App and web page records:
━━━━━━━━━━━━━━━━

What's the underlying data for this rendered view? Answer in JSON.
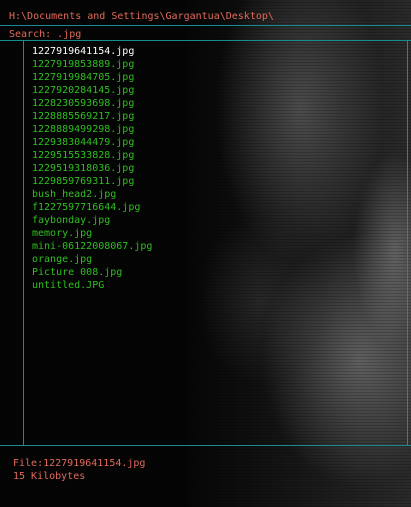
{
  "path": "H:\\Documents and Settings\\Gargantua\\Desktop\\",
  "search": {
    "label": "Search: ",
    "value": ".jpg"
  },
  "files": [
    "1227919641154.jpg",
    "1227919853889.jpg",
    "1227919984705.jpg",
    "1227920284145.jpg",
    "1228230593698.jpg",
    "1228885569217.jpg",
    "1228889499298.jpg",
    "1229383044479.jpg",
    "1229515533828.jpg",
    "1229519318036.jpg",
    "1229859769311.jpg",
    "bush_head2.jpg",
    "f1227597716644.jpg",
    "faybonday.jpg",
    "memory.jpg",
    "mini-06122008067.jpg",
    "orange.jpg",
    "Picture 008.jpg",
    "untitled.JPG"
  ],
  "selected_index": 0,
  "status": {
    "file": "File:1227919641154.jpg",
    "size": "15 Kilobytes"
  },
  "colors": {
    "label": "#e06a5c",
    "file": "#2fbf1f",
    "selected": "#ffffff",
    "border": "#1c8a93"
  }
}
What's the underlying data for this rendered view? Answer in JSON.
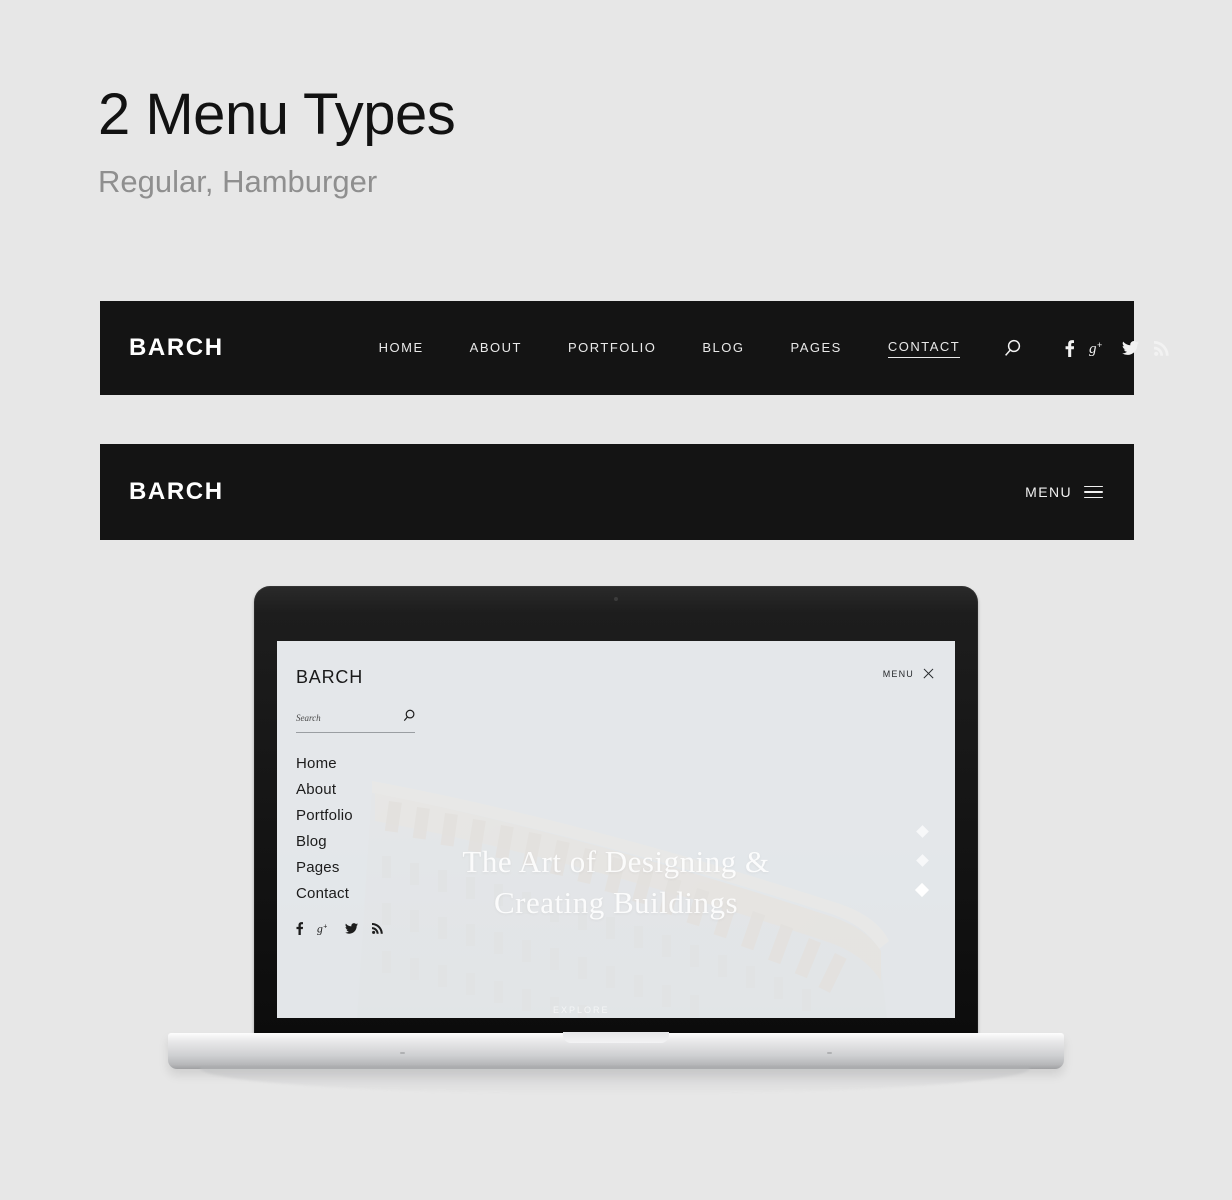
{
  "page": {
    "background_color": "#e7e7e7",
    "title": "2 Menu Types",
    "subtitle": "Regular, Hamburger"
  },
  "regular_menu": {
    "bar_color": "#141414",
    "logo": "BARCH",
    "items": [
      {
        "label": "HOME",
        "active": false
      },
      {
        "label": "ABOUT",
        "active": false
      },
      {
        "label": "PORTFOLIO",
        "active": false
      },
      {
        "label": "BLOG",
        "active": false
      },
      {
        "label": "PAGES",
        "active": false
      },
      {
        "label": "CONTACT",
        "active": true
      }
    ],
    "search_icon": "search-icon",
    "socials": [
      {
        "name": "facebook-icon",
        "label": "f"
      },
      {
        "name": "google-plus-icon",
        "label": "g+"
      },
      {
        "name": "twitter-icon",
        "label": "twitter"
      },
      {
        "name": "rss-icon",
        "label": "rss"
      }
    ]
  },
  "hamburger_menu": {
    "bar_color": "#141414",
    "logo": "BARCH",
    "menu_label": "MENU",
    "icon": "hamburger-icon"
  },
  "laptop_screen": {
    "background_color": "#e4e7ea",
    "logo": "BARCH",
    "menu_label": "MENU",
    "close_icon": "close-icon",
    "search": {
      "placeholder": "Search",
      "value": "",
      "icon": "search-icon"
    },
    "nav_items": [
      {
        "label": "Home"
      },
      {
        "label": "About"
      },
      {
        "label": "Portfolio"
      },
      {
        "label": "Blog"
      },
      {
        "label": "Pages"
      },
      {
        "label": "Contact"
      }
    ],
    "socials": [
      {
        "name": "facebook-icon",
        "label": "f"
      },
      {
        "name": "google-plus-icon",
        "label": "g+"
      },
      {
        "name": "twitter-icon",
        "label": "twitter"
      },
      {
        "name": "rss-icon",
        "label": "rss"
      }
    ],
    "hero": {
      "line1": "The Art of Designing &",
      "line2": "Creating Buildings",
      "explore_label": "EXPLORE",
      "slides": 3,
      "active_slide": 3
    }
  }
}
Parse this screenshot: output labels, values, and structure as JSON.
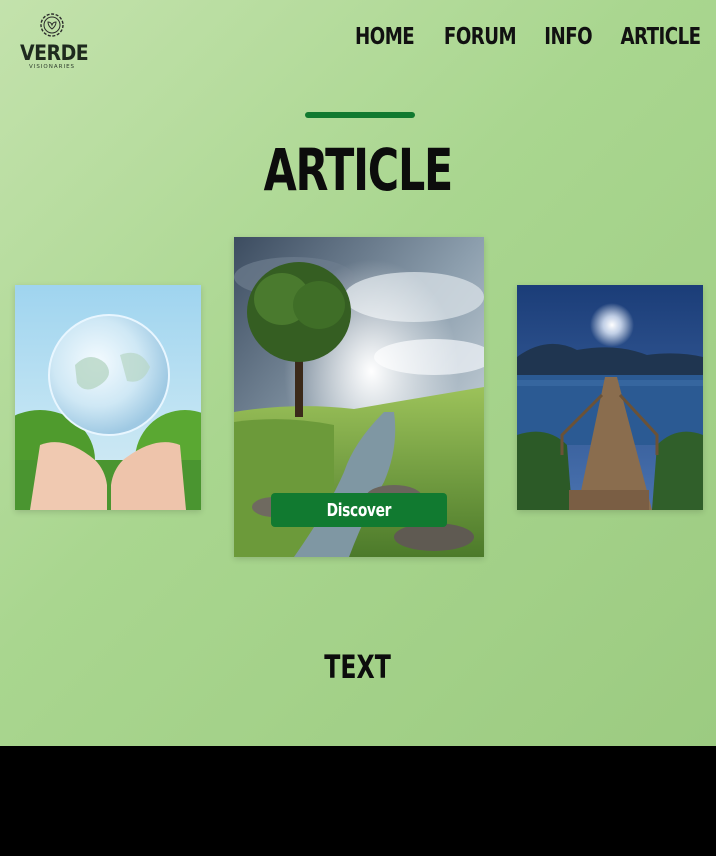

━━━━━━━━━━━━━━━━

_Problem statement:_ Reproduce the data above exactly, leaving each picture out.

_Written response:_
What's the underlying data for this rendered view? Answer in JSON.
{
  "path": "H:\\Documents and Settings\\Gargantua\\Desktop\\",
  "search": {
    "label": "Search: ",
    "value": ".jpg"
  },
  "files": [
    "1227919641154.jpg",
    "1227919853889.jpg",
    "1227919984705.jpg",
    "1227920284145.jpg",
    "1228230593698.jpg",
    "1228885569217.jpg",
    "1228889499298.jpg",
    "1229383044479.jpg",
    "1229515533828.jpg",
    "1229519318036.jpg",
    "1229859769311.jpg",
    "bush_head2.jpg",
    "f1227597716644.jpg",
    "faybonday.jpg",
    "memory.jpg",
    "mini-06122008067.jpg",
    "orange.jpg",
    "Picture 008.jpg",
    "untitled.JPG"
  ],
  "selected_index": 0,
  "status": {
    "file": "File:1227919641154.jpg",
    "size": "15 Kilobytes"
  },
  "colors": {
    "label": "#e06a5c",
    "file": "#2fbf1f",
    "selected": "#ffffff",
    "border": "#1c8a93"
  }
}
What's the underlying data for this rendered view? Answer in JSON.
{
  "page": {
    "background_color": "#e7e7e7",
    "title": "2 Menu Types",
    "subtitle": "Regular, Hamburger"
  },
  "regular_menu": {
    "bar_color": "#141414",
    "logo": "BARCH",
    "items": [
      {
        "label": "HOME",
        "active": false
      },
      {
        "label": "ABOUT",
        "active": false
      },
      {
        "label": "PORTFOLIO",
        "active": false
      },
      {
        "label": "BLOG",
        "active": false
      },
      {
        "label": "PAGES",
        "active": false
      },
      {
        "label": "CONTACT",
        "active": true
      }
    ],
    "search_icon": "search-icon",
    "socials": [
      {
        "name": "facebook-icon",
        "label": "f"
      },
      {
        "name": "google-plus-icon",
        "label": "g+"
      },
      {
        "name": "twitter-icon",
        "label": "twitter"
      },
      {
        "name": "rss-icon",
        "label": "rss"
      }
    ]
  },
  "hamburger_menu": {
    "bar_color": "#141414",
    "logo": "BARCH",
    "menu_label": "MENU",
    "icon": "hamburger-icon"
  },
  "laptop_screen": {
    "background_color": "#e4e7ea",
    "logo": "BARCH",
    "menu_label": "MENU",
    "close_icon": "close-icon",
    "search": {
      "placeholder": "Search",
      "value": "",
      "icon": "search-icon"
    },
    "nav_items": [
      {
        "label": "Home"
      },
      {
        "label": "About"
      },
      {
        "label": "Portfolio"
      },
      {
        "label": "Blog"
      },
      {
        "label": "Pages"
      },
      {
        "label": "Contact"
      }
    ],
    "socials": [
      {
        "name": "facebook-icon",
        "label": "f"
      },
      {
        "name": "google-plus-icon",
        "label": "g+"
      },
      {
        "name": "twitter-icon",
        "label": "twitter"
      },
      {
        "name": "rss-icon",
        "label": "rss"
      }
    ],
    "hero": {
      "line1": "The Art of Designing &",
      "line2": "Creating Buildings",
      "explore_label": "EXPLORE",
      "slides": 3,
      "active_slide": 3
    }
  }
}
Parse this screenshot: output labels, values, and structure as JSON.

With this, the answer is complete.